Understanding the way that capitalism and the political economy shape Asian representation in American pop culture, it’s frustrating to consider how these barriers prevent Asian Americans from creating their own art. Most notably with actors, we saw in class how it’s nearly impossible to survive in a capitalist society as an Asian American actor without succumbing to the pressures of the political economy. It didn’t seem like a hopeless situation though. With the advent of internet platforms such as YouTube and Soundcloud as a new way to distribute media, I believed that this would begin to change in the same way that American independent music has changed over the past few years by putting the power in the hands of content creators rather than corporations.
One way in which Asian Americans have been able to leverage the arrival of new technology is via YouTube. Growing up, I had a passing appreciation for Asian American YouTubers, but I now realize that YouTube is a thriving community for Asian American content creators. It has enabled Asian Americans to bypass the structural barriers that have historically prevented them from creating and distributing their content. This consequences of this shift of power are potentially enormous. Asian American YouTubers have not successfully crossed over into mainstream pop culture, but that doesn’t seem to be a necessity for success in the modern age. Moving forward, Asian Americans will be able to control their own careers in a way that has not been possible before in any form of media. Having a more comprehensive grasp of the barriers that Asian Americans face, the importance of YouTube as a platform is evident. In addition to freeing content creators from some of the hegemonic forces that traditionally stopped Asian Americans, millions of Asian Americans have been able to identify with YouTubers and feel a sense of panethnic community.
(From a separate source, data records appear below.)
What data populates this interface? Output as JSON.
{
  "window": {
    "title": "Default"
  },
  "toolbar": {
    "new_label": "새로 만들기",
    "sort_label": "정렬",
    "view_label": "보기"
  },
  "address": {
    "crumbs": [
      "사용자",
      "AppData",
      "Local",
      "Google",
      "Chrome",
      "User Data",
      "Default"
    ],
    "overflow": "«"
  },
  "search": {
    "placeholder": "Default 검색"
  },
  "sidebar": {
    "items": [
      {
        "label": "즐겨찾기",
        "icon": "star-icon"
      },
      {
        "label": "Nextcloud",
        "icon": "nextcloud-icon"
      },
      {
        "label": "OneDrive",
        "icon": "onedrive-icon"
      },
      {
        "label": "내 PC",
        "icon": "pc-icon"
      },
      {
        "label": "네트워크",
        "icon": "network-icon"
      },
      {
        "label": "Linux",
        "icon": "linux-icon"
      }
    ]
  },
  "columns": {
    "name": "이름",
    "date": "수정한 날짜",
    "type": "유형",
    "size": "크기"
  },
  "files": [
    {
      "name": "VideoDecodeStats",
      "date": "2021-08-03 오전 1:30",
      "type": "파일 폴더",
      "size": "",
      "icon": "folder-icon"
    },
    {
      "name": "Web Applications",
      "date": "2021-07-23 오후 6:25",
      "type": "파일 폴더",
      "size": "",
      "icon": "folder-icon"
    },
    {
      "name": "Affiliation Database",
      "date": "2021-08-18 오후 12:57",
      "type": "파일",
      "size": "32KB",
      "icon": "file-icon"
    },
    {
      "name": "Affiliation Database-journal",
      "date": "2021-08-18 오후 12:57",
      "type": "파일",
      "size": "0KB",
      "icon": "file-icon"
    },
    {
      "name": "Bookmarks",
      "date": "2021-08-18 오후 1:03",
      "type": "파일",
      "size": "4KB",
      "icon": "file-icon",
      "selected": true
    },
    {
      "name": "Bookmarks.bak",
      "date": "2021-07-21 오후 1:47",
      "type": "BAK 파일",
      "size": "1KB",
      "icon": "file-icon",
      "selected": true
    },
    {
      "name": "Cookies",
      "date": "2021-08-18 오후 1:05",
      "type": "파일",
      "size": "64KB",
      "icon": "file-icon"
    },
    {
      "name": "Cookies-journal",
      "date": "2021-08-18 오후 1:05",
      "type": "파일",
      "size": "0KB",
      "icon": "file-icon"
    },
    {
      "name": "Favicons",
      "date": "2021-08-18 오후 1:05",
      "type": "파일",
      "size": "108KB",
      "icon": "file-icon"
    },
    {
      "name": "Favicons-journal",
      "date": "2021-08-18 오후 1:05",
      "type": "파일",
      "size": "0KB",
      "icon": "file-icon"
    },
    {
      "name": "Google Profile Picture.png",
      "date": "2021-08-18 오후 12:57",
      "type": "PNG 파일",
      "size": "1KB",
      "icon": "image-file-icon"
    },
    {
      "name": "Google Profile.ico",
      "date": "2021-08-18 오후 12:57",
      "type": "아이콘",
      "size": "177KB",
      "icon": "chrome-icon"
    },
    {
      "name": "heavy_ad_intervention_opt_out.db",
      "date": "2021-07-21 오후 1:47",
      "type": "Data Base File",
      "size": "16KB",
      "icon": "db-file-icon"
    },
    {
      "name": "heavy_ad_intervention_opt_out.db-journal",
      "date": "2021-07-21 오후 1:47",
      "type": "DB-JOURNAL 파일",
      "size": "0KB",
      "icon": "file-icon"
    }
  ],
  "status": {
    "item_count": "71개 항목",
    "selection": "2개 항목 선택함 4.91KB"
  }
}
Despite the clear value of YouTube as an Asian American media platform, it is still an alternative form of pop culture. Pop music and big budget movies and television are the mainstays of mainstream American pop culture, and YouTube does not fill that void for Asian Americans. Personally, this is when I began to search for other forms of Asian media, and that’s how I ended up getting into K-pop. With my newfound perspective on Asian representation in media, I finally understood its appeal beyond the music. Being able to identify with pop stars is easy for most of America, but for Asian Americans, there aren’t many choices within dominant American pop culture. Members of my family and some of my friends have told me in a variety of ways that K-pop is inherently appealing simply because it is Korean, and it’s now clear to me how having an all Asian production of high quality pop music is so different and exciting as an Asian American consumer.
A few months ago, I had a conversation with my 13 year old cousin about K-pop. She doesn’t speak much Korean, but she greatly prefers K-pop over American pop music. She told me that she felt a more personal connection to the music because of racial solidarity, and at the time, I didn’t quite understand why it mattered that much. I now recognize how her perspective and choice is a conscious act of resistance against the dominant forces that shape the American entertainment industry. Above all else, I have come to appreciate the power of socialization, and in that process, truly begun to understand why representation matters. Particularly in the world and society that people of color face today, resistance of all forms are vital. Pop culture is a powerful source of community and identity. Through these alternative forms of media, Asian Americans are able to form their own pop culture and sense of identity, and that in itself is an act of resistance worth celebrating.